The back yard is an asset no homeowner should fail to make the most of. The space allows families to safely pursue mutual activities, ranging from playing with pets to working on vehicles. This is particularly true here in central Georgia, with winter temperatures that seldom dip below the high 30s, and with 212 sunny days per average year.
Mentioning safety is important. A good fence is beneficial in almost all situations; pets can’t run onto roads, and tools are less likely to disappear. One of the most cost-effective solutions available should be a snap with our guide to how to install chain link fence.
BEFORE YOU BEGIN
Before beginning any of the structural work, consult with:
- The real estate agent who sold you the property, a local surveyor or your municipality, to establish your exact property lines. If you rent, check with the landlord that erecting a fence is okay.
- Your local Code Enforcement office, to learn the legal maximum heights allowable for fencing (particularly important if you’re working along your frontage).
- Utility providers, to ensure there are no pipes or cables running close to the surface anywhere you’re intending to work.
Draw a detailed plan for installing your chain link fence on a sheet of graph paper. Measure the overall length of the fencing, showing all posts, gates and other accessories you may need, then calculate and purchase the materials (see below).
MATERIALS AND EQUIPMENT
Every project differs. To suit the size of the project, most DIY chain link fence installations will require the following materials:
- Bottom tension wire
- Fence ties
- Gate fork latch(es)
- Gate frame hinges
- Gate post hinges
- Line post tops
- Line posts
- Rail end bands
- Rail ends
- Tension bands
- Tension bars
- Terminal post caps
- Terminal posts
- Tension wire clips

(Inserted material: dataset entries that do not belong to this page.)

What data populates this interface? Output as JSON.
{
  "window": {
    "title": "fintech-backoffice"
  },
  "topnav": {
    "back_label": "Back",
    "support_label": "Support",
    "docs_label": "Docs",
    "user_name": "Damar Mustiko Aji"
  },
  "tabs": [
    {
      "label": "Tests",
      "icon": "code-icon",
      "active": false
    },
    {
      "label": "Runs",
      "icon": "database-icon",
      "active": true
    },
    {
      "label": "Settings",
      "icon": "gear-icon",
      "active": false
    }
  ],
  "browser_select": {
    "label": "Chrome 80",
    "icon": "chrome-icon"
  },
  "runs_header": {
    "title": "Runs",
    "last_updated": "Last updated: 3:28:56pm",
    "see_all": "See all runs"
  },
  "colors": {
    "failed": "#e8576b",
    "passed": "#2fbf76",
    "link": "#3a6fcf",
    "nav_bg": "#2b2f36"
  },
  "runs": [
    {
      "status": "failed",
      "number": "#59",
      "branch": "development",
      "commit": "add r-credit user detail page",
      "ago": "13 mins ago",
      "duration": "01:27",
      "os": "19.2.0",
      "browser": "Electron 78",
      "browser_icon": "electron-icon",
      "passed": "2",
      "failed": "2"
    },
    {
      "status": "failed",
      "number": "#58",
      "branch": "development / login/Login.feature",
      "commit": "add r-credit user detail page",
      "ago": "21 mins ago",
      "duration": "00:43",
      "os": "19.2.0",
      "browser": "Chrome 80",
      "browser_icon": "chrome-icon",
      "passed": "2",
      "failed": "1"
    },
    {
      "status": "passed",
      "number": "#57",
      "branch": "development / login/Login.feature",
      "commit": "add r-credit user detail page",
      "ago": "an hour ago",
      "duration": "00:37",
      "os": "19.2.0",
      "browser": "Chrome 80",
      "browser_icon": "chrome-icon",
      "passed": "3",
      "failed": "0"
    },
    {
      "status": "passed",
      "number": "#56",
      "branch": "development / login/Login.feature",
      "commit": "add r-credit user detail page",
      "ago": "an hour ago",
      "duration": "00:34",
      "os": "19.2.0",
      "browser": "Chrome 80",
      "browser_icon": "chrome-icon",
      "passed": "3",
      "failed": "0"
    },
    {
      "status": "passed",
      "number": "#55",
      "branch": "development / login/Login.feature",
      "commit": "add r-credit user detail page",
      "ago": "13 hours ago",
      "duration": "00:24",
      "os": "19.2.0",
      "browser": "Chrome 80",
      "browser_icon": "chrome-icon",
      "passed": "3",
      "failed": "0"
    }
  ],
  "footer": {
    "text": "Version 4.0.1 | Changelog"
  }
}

- Top rails
For explanations of any of these components, to make your purchases, or for more advice on how to install chain link fence, contact Central Fence.
The tools you should have at hand include:
- 1/2-inch and 9/16-inch wrenches (or a universal crescent wrench)
- Carpenter’s level
- Crayon or felt marker
- Fence stretcher
- Hacksaw or pipe cutter
- Post hole digger
- String or chalk line
- Tape measure
- Tension wire clip pliers (sometimes called hog ring pliers)
SETTING THE TERMINAL POSTS
Transfer your graph paper plan to the ground, using your string or chalk line.
Site that line four inches inside the boundary, so your concrete footings won’t intrude on the neighboring properties.
Use a stake to mark the location of each terminal post (terminal posts are the corner, end and gate posts). Dig the terminal post holes, usually around eight inches in diameter and 30 inches deep, using your post hole digger.
Mark a line, with your crayon or felt marker, on the post – measuring downward from the top – that is equal to the height of the fence fabric, plus two inches.
Center the terminal posts into your holes, trapping them in place with a few pieces of rubble. Your crayon or felt pen mark must be exactly at ground level. Ensure each post is plumb upright, using your carpenter’s level, in all orientations. Mix your concrete in the wheelbarrow, using your shovel and following the manufacturer’s directions for water content. In one continuous pour, surround each post with concrete.
HOW TO INSTALL THE CHAIN LINK FENCE
Once the terminal posts’ footings are set, stretch a string line taut between them, 4 inches below the top on the outside faces of the posts. Dig holes and set the line posts following all of the instructions for the terminal posts.
Once those footings have set, slip all your rail end bands, tension bands and terminal post caps into place.
Fit a line post top onto each line post. Insert a length of top rail through one line post top adjacent to a terminal post, slide it into place and attach it to the terminal post using a rail end band and a 5/16 inch by 1-1/4 inch carriage bolt.
Continue the process until all top rails are secured in position, cutting at each terminal post so the last length fits tightly.
Attach tension wire to the carriage bolt of one bottom rail end band, and twist tight using pliers, then stretch around entire project. Install tension wire clips two feet apart.
FITTING FENCE FABRIC
Unfurl your chain-link fabric, onto the ground below where it will be fitted. Starting at a terminal post, slip a tension bar through the first row of links, then fasten it to the tension bands. Stand the fence fabric up, resting it against your framing. Use a few fence ties to loosely attach the fabric to top rail, stretching out the slack as you go.
Retrace your steps, installing fence ties every two feet.
Although this was a lengthy tutorial, for a talented handyman or woman, the job is doable. Of course, if you have a need for help, and you’re within our fence coverage area, please let us know.
Ready to order a chain link fence and get started? Contact us today for a free quote!